Culture

Stunning Blue Whale Displaces Iconic 'Dippy' the Diplodocus at London Museum

“Dippy” the Diplodocus skeleton has claimed the London Natural History Museum’s central hall as its home for over 100 years, but the massive reptile’s remains are set to go on a tour of the UK through 2020, and “Hope” the blue whale skeleton has taken the iconic dino’s place.

Hope weighs four tons, and the skeleton comes from a female blue whale that was beached on the southeast coast of Ireland in 1891. The London museum paid 250 pounds for the collection of 221 whale bones in 1892, and since then, she had resided in their mammals gallery. When the decision was made to promote Hope to the central hall, it took three years of hard work to prepare the ancient whale bones to be suspended from the ceiling, including scanning and printing 3D replicas of some of the whale’s smaller and more fragile bones as suitable replacements.

The whale is now installed in an awe-inspiring and dramatic pose that looks as though Hope is diving down from the ceiling to gulp up museum guests.

No worries though — while blue whales are the largest animals on earth at 98 feet long, they almost exclusively eat tiny crustaceans called krill.
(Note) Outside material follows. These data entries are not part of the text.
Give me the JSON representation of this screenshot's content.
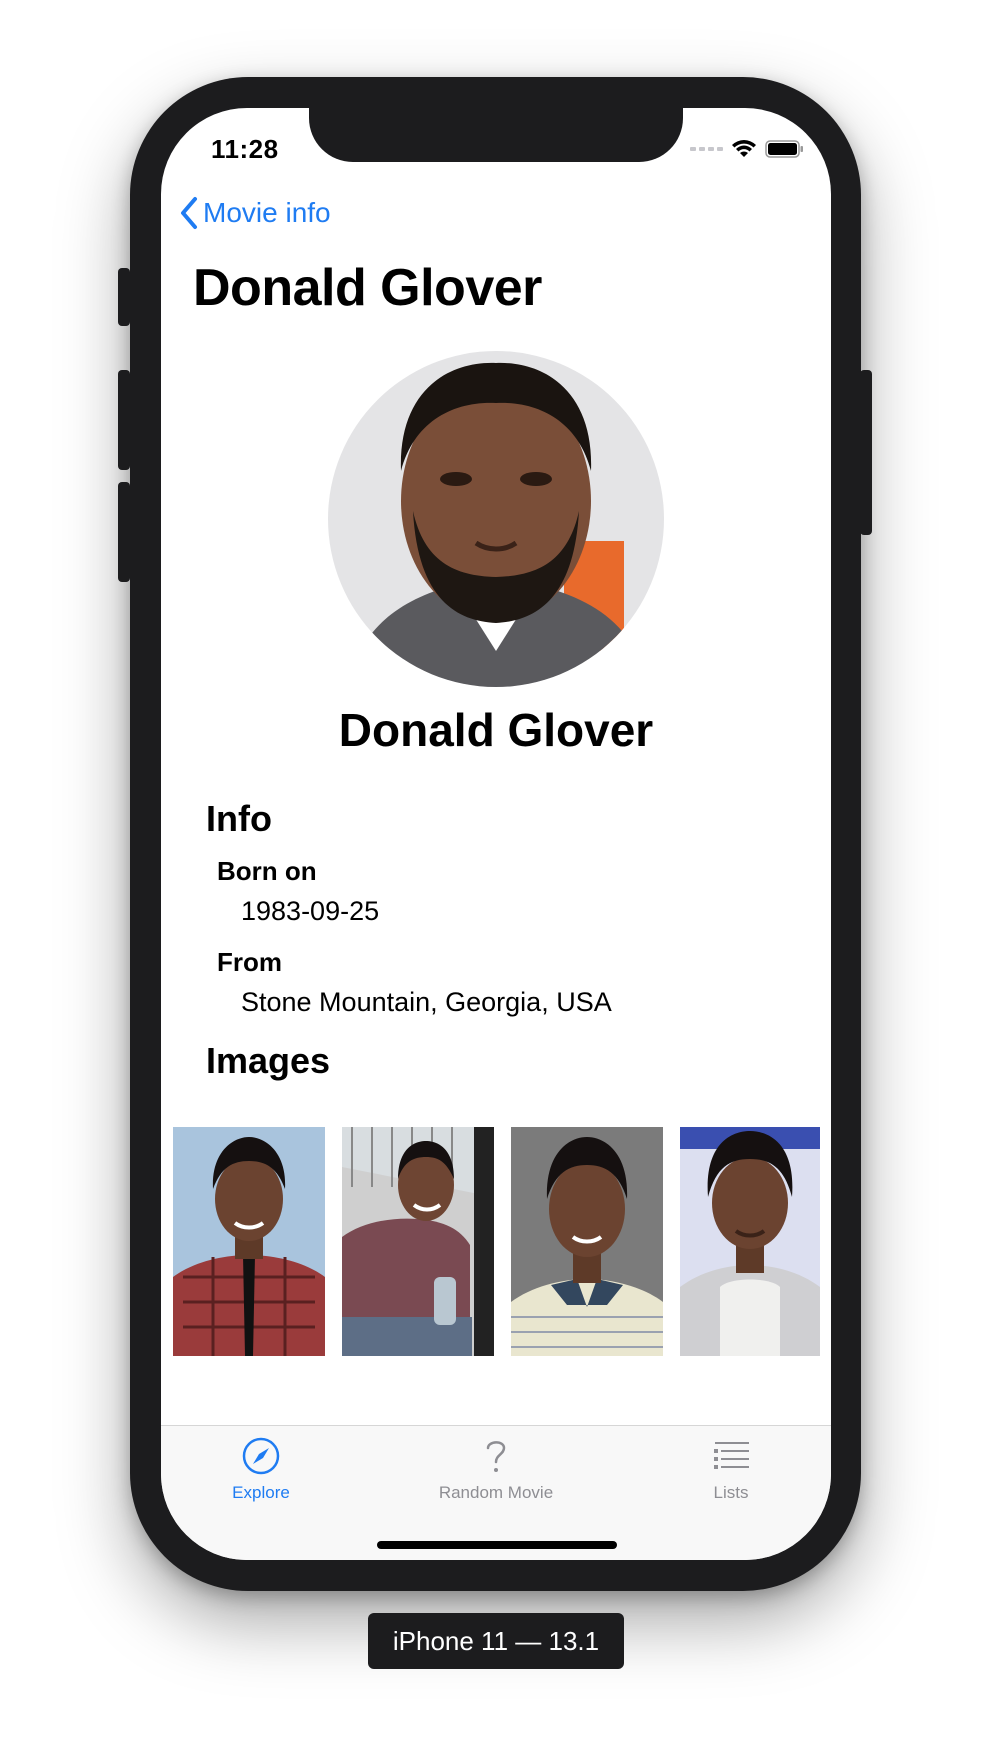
{
  "status_bar": {
    "time": "11:28"
  },
  "nav": {
    "back_label": "Movie info",
    "title": "Donald Glover"
  },
  "person": {
    "name": "Donald Glover"
  },
  "info": {
    "heading": "Info",
    "fields": [
      {
        "label": "Born on",
        "value": "1983-09-25"
      },
      {
        "label": "From",
        "value": "Stone Mountain, Georgia, USA"
      }
    ]
  },
  "images": {
    "heading": "Images",
    "count": 4
  },
  "tabs": [
    {
      "label": "Explore",
      "icon": "compass-icon",
      "selected": true
    },
    {
      "label": "Random Movie",
      "icon": "question-mark-icon",
      "selected": false
    },
    {
      "label": "Lists",
      "icon": "list-icon",
      "selected": false
    }
  ],
  "device_caption": "iPhone 11 — 13.1",
  "colors": {
    "accent": "#1f7cf2",
    "inactive_tab": "#8e8e93",
    "tabbar_bg": "#f8f8f8"
  }
}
Blue whales are still considered an endangered species due to the widespread whaling in the 1800s and mid-1900s, though the population seems to be slowly recovering worldwide.
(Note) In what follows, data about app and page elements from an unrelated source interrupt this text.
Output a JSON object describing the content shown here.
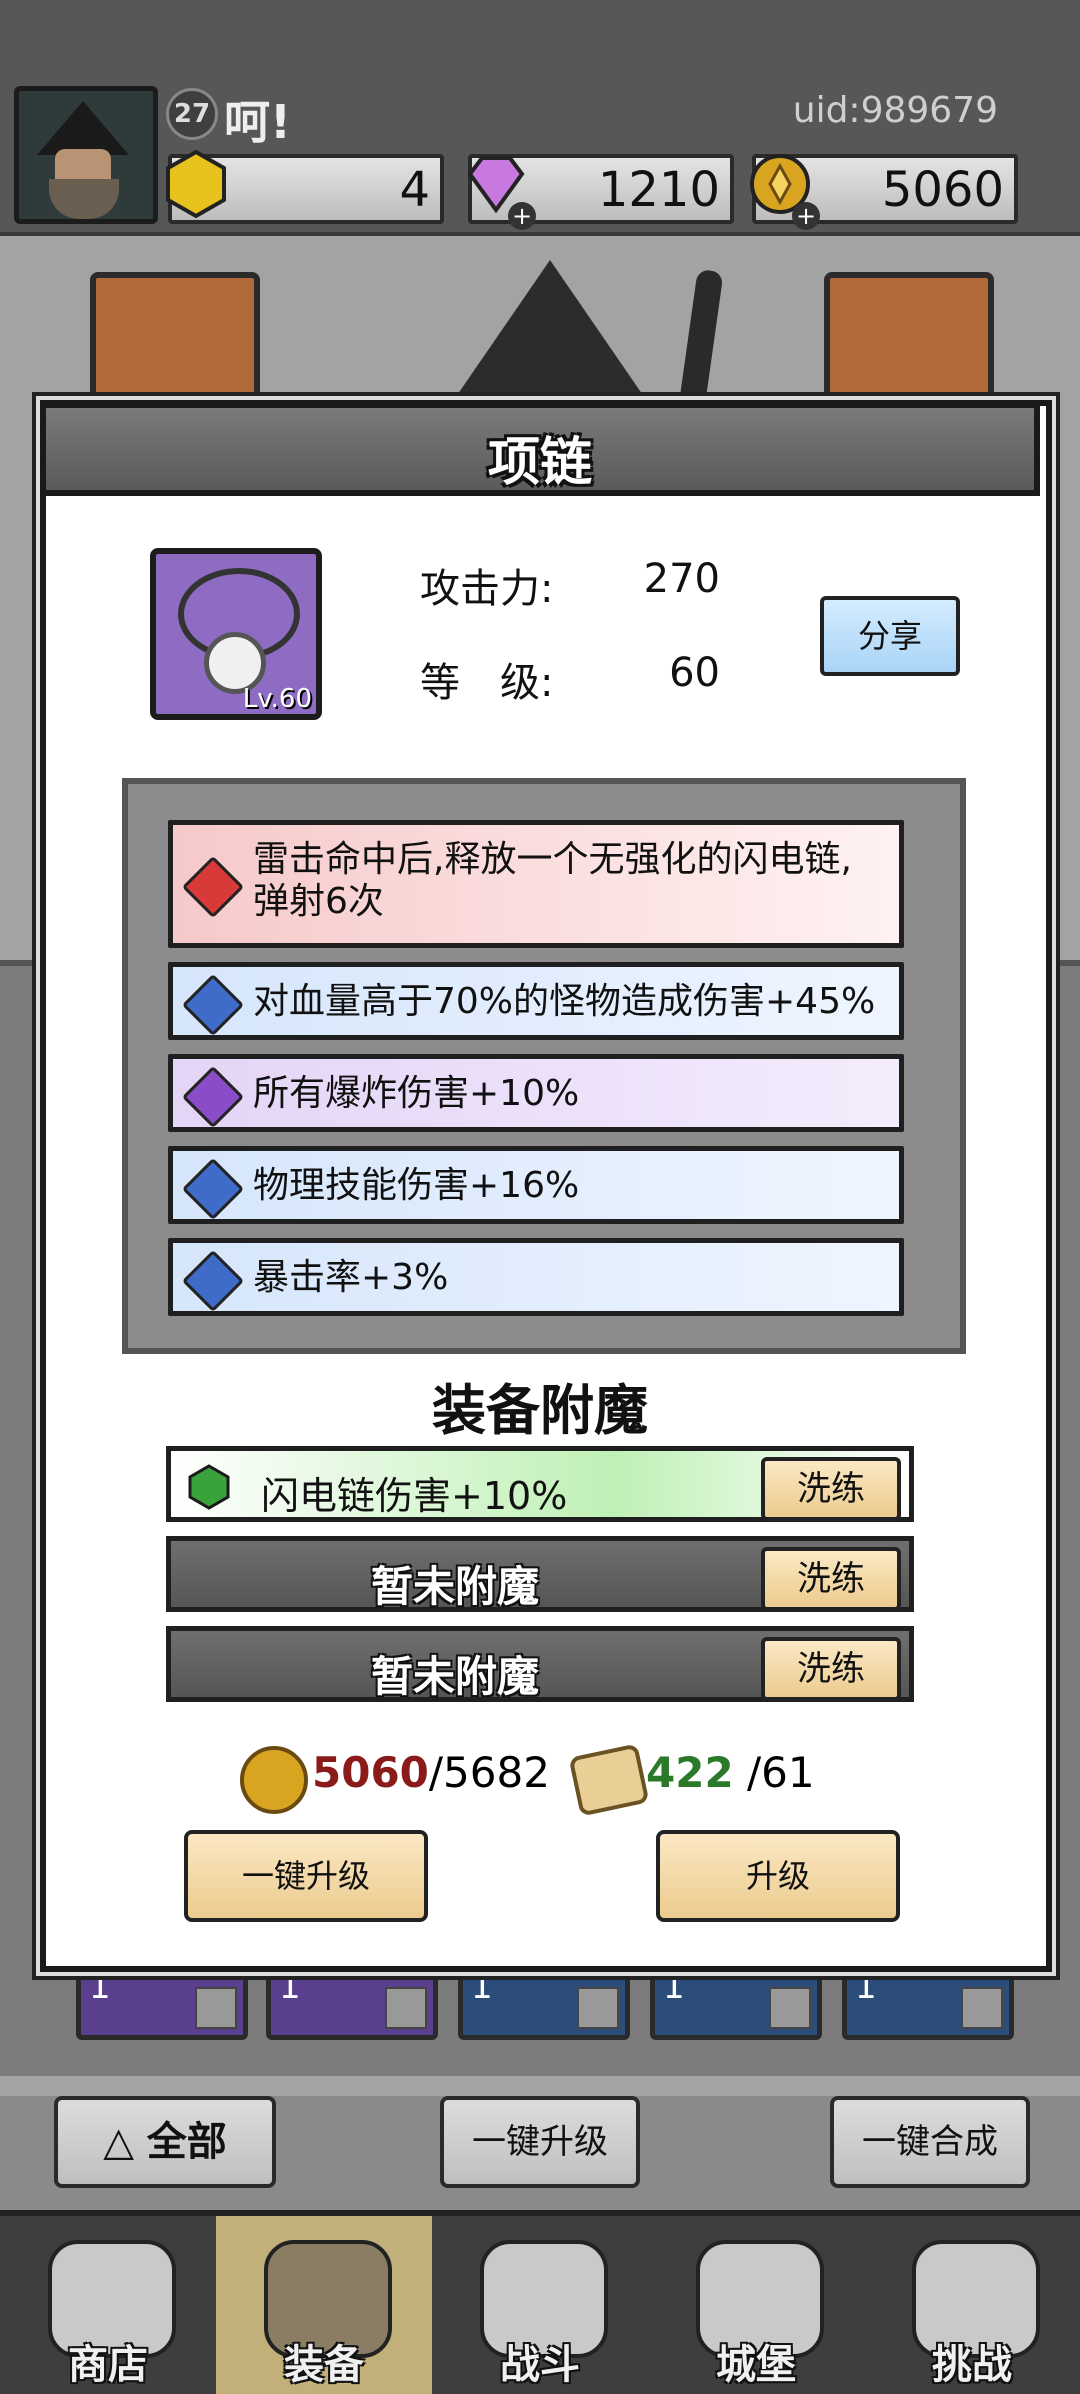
{
  "player": {
    "level": "27",
    "name": "呵!",
    "uid": "uid:989679"
  },
  "resources": {
    "energy": "4",
    "gems": "1210",
    "gold": "5060",
    "plus": "+"
  },
  "modal": {
    "title": "项链",
    "item": {
      "level": "Lv.60",
      "attack_label": "攻击力:",
      "attack_value": "270",
      "level_label": "等　级:",
      "level_value": "60",
      "share": "分享"
    },
    "affixes": [
      {
        "text": "雷击命中后,释放一个无强化的闪电链,弹射6次",
        "color": "red"
      },
      {
        "text": "对血量高于70%的怪物造成伤害+45%",
        "color": "blue"
      },
      {
        "text": "所有爆炸伤害+10%",
        "color": "purple"
      },
      {
        "text": "物理技能伤害+16%",
        "color": "blue"
      },
      {
        "text": "暴击率+3%",
        "color": "blue"
      }
    ],
    "enchant": {
      "title": "装备附魔",
      "slots": [
        {
          "text": "闪电链伤害+10%",
          "button": "洗练"
        },
        {
          "text": "暂未附魔",
          "button": "洗练"
        },
        {
          "text": "暂未附魔",
          "button": "洗练"
        }
      ]
    },
    "costs": {
      "gold_have": "5060",
      "gold_need": "/5682",
      "scroll_have": "422",
      "scroll_need": " /61"
    },
    "buttons": {
      "upgrade_all": "一键升级",
      "upgrade": "升级"
    }
  },
  "inventory_counts": [
    "1",
    "1",
    "1",
    "1",
    "1"
  ],
  "actions": {
    "filter": "全部",
    "upgrade_all": "一键升级",
    "merge_all": "一键合成"
  },
  "nav": [
    {
      "label": "商店"
    },
    {
      "label": "装备"
    },
    {
      "label": "战斗"
    },
    {
      "label": "城堡"
    },
    {
      "label": "挑战"
    }
  ],
  "colors": {
    "affix_red": "#f6c9c9",
    "affix_blue": "#d6e6fb",
    "affix_purple": "#e4d4f6",
    "enchant_green": "#bff0b6"
  }
}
We can’t forget about Dippy though- Dippy is a replica cast of a Diplodocus skeleton that was unearthed in Wyoming in 1898, and this 70-foot-long dinosaur model has been a part of the Natural History Museum since 1905. Although Hope is already hanging around her new home, it’s going to take museum curators a year to get the dinosaur skeleton refurbished and ready for his cross-country road trip to museums all over the United Kingdom. The Diplodocus will return to the London museum in 2020 as a re-casted bronze statue that will be placed in the gardens around the building.
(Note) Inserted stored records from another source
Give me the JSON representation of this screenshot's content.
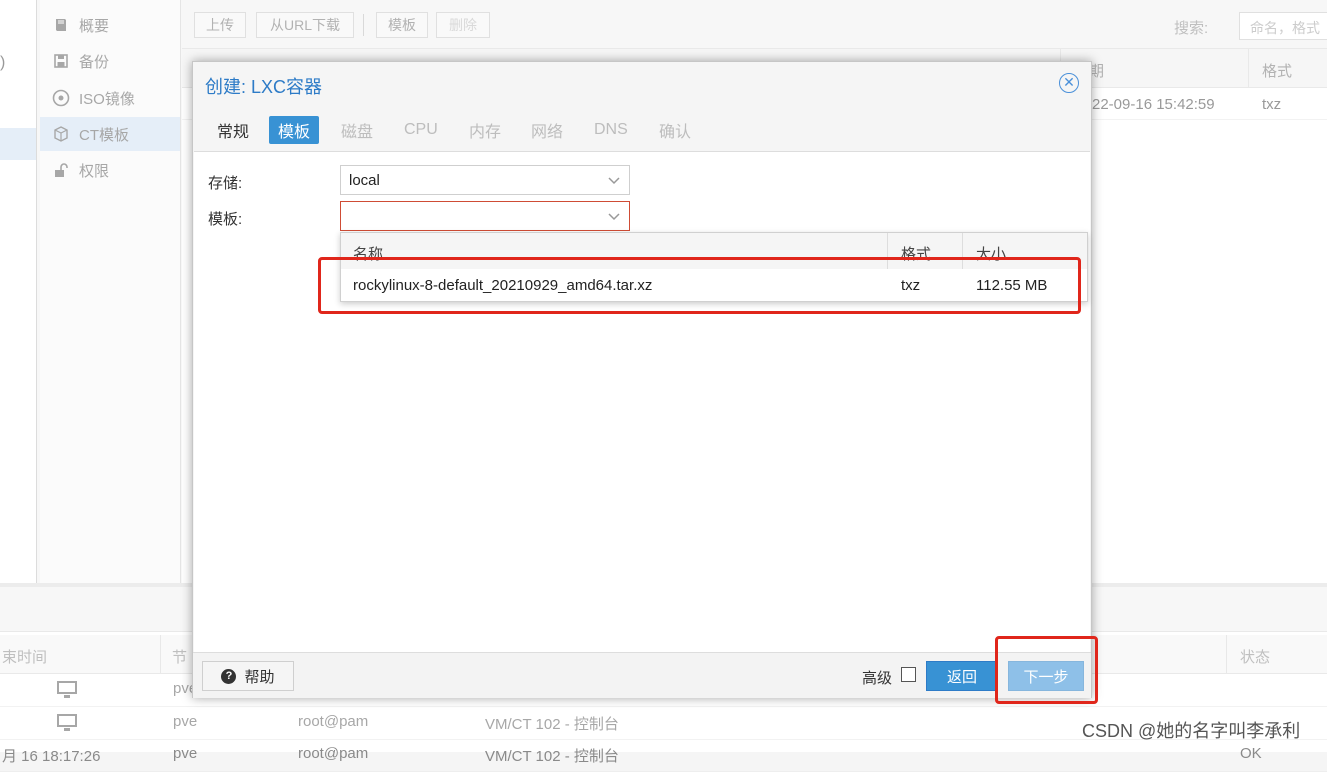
{
  "left_strip": {
    "text": ")"
  },
  "nav": {
    "items": [
      {
        "label": "概要",
        "icon": "book-icon"
      },
      {
        "label": "备份",
        "icon": "floppy-icon"
      },
      {
        "label": "ISO镜像",
        "icon": "disc-icon"
      },
      {
        "label": "CT模板",
        "icon": "cube-icon",
        "active": true
      },
      {
        "label": "权限",
        "icon": "unlock-icon"
      }
    ]
  },
  "toolbar": {
    "upload": "上传",
    "download_url": "从URL下载",
    "template": "模板",
    "delete": "删除",
    "search_label": "搜索:",
    "search_placeholder": "命名，格式"
  },
  "content_grid": {
    "col_date_partial": "期",
    "col_format": "格式",
    "row_date_partial": "22-09-16 15:42:59",
    "row_format": "txz"
  },
  "tasks": {
    "columns": [
      "束时间",
      "节",
      "状态"
    ],
    "rows": [
      {
        "node": "pve",
        "user": "",
        "desc": ""
      },
      {
        "node": "pve",
        "user": "root@pam",
        "desc": "VM/CT 102 - 控制台"
      },
      {
        "time": "月 16 18:17:26",
        "node": "pve",
        "user": "root@pam",
        "desc": "VM/CT 102 - 控制台",
        "status": "OK"
      }
    ]
  },
  "modal": {
    "title": "创建: LXC容器",
    "tabs": [
      {
        "label": "常规",
        "state": "normal"
      },
      {
        "label": "模板",
        "state": "active"
      },
      {
        "label": "磁盘",
        "state": "disabled"
      },
      {
        "label": "CPU",
        "state": "disabled"
      },
      {
        "label": "内存",
        "state": "disabled"
      },
      {
        "label": "网络",
        "state": "disabled"
      },
      {
        "label": "DNS",
        "state": "disabled"
      },
      {
        "label": "确认",
        "state": "disabled"
      }
    ],
    "storage_label": "存储:",
    "storage_value": "local",
    "template_label": "模板:",
    "template_value": "",
    "picker": {
      "columns": [
        "名称",
        "格式",
        "大小"
      ],
      "rows": [
        {
          "name": "rockylinux-8-default_20210929_amd64.tar.xz",
          "format": "txz",
          "size": "112.55 MB"
        }
      ]
    },
    "footer": {
      "help": "帮助",
      "advanced": "高级",
      "back": "返回",
      "next": "下一步"
    }
  },
  "watermark": "CSDN @她的名字叫李承利",
  "colors": {
    "accent": "#3892d4",
    "annotation_red": "#e0261b",
    "invalid_border": "#cf4c35"
  }
}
Which mammoth animal skeleton is more impressive on display? Hope the blue whale, or Dippy the Diplodocus?